“Well, I provided the comedy. Cillian is not naturally a funny person,” Dornan teased his co-star, who laughed in response.

“I am one for trying to break up the sort of darkness. If you’re filming and you’re doing something particularly bleak or harrowing or dark, I’d be the first person to try to break the ice a bit and have a bit of fun along the way because I personally think that’s important and I feel that I would work better if I’m more relaxed.”

“We did two of the most emotional scenes – I think it was Jamie’s breakdown scene and then my breakdown scene – shot on the same day,” Murphy revealed. “It was just a quirk of scheduling that it happened to be like that, but, like in the interim, I just remember us as having a lot of fun because you have to. You can’t sustain that [intensity] for 24 hours or 18 hours or whatever it is that you are on set. It’s impossible.”

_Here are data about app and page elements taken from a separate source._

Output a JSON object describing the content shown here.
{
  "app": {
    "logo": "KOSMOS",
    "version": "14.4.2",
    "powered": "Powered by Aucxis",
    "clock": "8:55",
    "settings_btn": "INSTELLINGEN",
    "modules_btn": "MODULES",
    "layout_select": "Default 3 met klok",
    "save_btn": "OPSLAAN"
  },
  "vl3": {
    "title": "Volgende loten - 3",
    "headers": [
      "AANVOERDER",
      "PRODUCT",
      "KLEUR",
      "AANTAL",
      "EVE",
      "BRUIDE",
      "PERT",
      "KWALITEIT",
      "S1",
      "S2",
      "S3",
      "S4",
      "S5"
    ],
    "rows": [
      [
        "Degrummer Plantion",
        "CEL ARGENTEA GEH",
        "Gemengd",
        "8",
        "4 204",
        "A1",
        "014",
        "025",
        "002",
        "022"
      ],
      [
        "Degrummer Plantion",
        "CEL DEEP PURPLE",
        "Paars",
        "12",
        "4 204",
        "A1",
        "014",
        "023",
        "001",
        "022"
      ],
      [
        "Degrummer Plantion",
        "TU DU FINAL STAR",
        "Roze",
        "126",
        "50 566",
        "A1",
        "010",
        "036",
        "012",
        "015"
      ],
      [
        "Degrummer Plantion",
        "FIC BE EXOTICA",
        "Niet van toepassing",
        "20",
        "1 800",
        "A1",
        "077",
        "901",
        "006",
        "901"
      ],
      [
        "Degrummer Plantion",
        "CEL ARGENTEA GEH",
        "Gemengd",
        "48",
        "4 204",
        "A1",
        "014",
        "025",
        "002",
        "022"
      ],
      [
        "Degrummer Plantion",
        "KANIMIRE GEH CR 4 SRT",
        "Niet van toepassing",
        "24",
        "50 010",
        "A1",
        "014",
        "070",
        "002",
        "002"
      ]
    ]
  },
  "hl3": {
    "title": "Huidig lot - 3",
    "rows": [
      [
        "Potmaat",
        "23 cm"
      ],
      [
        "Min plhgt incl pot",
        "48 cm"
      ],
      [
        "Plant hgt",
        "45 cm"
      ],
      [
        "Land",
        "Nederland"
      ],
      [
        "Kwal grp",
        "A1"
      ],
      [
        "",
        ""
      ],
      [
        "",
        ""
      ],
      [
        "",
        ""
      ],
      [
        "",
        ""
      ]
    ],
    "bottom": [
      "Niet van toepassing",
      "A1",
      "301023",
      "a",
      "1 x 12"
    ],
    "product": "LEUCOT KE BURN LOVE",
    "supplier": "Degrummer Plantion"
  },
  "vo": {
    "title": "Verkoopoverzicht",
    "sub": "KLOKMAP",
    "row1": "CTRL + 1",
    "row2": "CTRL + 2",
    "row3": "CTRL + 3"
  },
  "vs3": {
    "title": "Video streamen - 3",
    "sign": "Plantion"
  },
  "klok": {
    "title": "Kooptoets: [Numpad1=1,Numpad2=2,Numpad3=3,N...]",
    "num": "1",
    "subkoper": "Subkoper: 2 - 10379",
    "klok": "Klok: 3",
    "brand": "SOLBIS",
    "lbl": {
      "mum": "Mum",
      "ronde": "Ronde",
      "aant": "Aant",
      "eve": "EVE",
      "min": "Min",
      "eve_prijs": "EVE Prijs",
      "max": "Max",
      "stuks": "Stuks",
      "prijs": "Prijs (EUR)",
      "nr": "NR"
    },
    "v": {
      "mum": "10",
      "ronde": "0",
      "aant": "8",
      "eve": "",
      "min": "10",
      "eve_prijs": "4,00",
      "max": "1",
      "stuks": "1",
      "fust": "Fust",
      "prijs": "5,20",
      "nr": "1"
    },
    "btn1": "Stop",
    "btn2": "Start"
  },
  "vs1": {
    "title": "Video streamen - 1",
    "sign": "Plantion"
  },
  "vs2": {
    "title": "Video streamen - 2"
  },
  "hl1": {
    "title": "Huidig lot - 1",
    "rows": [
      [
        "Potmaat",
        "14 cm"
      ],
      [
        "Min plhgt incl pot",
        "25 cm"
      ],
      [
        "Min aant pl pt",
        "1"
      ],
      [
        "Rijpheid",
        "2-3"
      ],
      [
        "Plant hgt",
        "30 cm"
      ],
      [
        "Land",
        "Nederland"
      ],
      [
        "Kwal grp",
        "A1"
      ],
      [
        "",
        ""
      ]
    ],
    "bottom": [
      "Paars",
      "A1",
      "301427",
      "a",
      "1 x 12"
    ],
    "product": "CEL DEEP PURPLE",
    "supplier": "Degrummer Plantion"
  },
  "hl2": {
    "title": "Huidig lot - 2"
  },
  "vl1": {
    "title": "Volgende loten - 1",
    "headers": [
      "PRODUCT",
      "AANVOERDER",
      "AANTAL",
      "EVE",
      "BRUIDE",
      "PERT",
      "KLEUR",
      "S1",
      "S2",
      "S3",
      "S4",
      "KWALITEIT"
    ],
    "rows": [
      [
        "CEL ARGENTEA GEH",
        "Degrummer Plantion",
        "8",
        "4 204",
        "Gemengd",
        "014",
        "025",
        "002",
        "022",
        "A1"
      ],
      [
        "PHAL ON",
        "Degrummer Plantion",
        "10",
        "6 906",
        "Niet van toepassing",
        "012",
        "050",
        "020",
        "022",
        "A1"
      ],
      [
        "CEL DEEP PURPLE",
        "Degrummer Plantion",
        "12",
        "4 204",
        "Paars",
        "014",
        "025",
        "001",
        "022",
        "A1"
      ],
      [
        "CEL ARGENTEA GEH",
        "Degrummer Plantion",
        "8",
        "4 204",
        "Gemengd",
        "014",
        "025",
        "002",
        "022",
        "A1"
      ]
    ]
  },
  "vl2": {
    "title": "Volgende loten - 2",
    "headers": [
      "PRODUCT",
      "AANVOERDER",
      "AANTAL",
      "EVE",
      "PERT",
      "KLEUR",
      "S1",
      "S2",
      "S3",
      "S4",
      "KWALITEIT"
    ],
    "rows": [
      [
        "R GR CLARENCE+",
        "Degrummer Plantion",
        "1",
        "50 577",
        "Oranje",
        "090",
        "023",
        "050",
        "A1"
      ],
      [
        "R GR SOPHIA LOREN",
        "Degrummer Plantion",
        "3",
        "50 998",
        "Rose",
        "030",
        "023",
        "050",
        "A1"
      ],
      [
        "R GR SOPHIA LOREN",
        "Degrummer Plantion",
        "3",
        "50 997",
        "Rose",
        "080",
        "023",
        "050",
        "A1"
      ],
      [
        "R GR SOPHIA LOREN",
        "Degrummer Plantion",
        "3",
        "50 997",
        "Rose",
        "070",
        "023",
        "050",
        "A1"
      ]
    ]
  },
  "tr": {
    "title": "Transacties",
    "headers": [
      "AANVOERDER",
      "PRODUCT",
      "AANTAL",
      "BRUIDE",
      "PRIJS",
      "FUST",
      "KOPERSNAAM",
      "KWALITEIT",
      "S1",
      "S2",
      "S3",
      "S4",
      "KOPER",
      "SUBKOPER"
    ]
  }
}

Dornan said when the cameras weren’t rolling, he made weekend trips home to London to visit his wife, singer-songwriter Amelia Warner, and their toddler daughter. Meanwhile, Murphy’s spouse, visual artist Yvonne McGuinness, and their two kids came to visit him in Czech Republic when he wasn’t on set.

“When you are working on something as immersive as this – and, generally, a lot of the roles I end up doing are kind of immersive – so you kind of have to cancel reality… You don’t speak to your friends, you kind of forget what’s going on in the real world because you have to create this private space where you can fully invest in these characters and it can be hard,” noted Murphy, who is also the star of the TV series “Peaky Blinders.”

“But, listen, I cannot stand actors that give out about their profession. We are very, very lucky and it was a beautiful summer to be in Prague and we were very well looked after,” Murphy emphasized.


No comments:

Post a Comment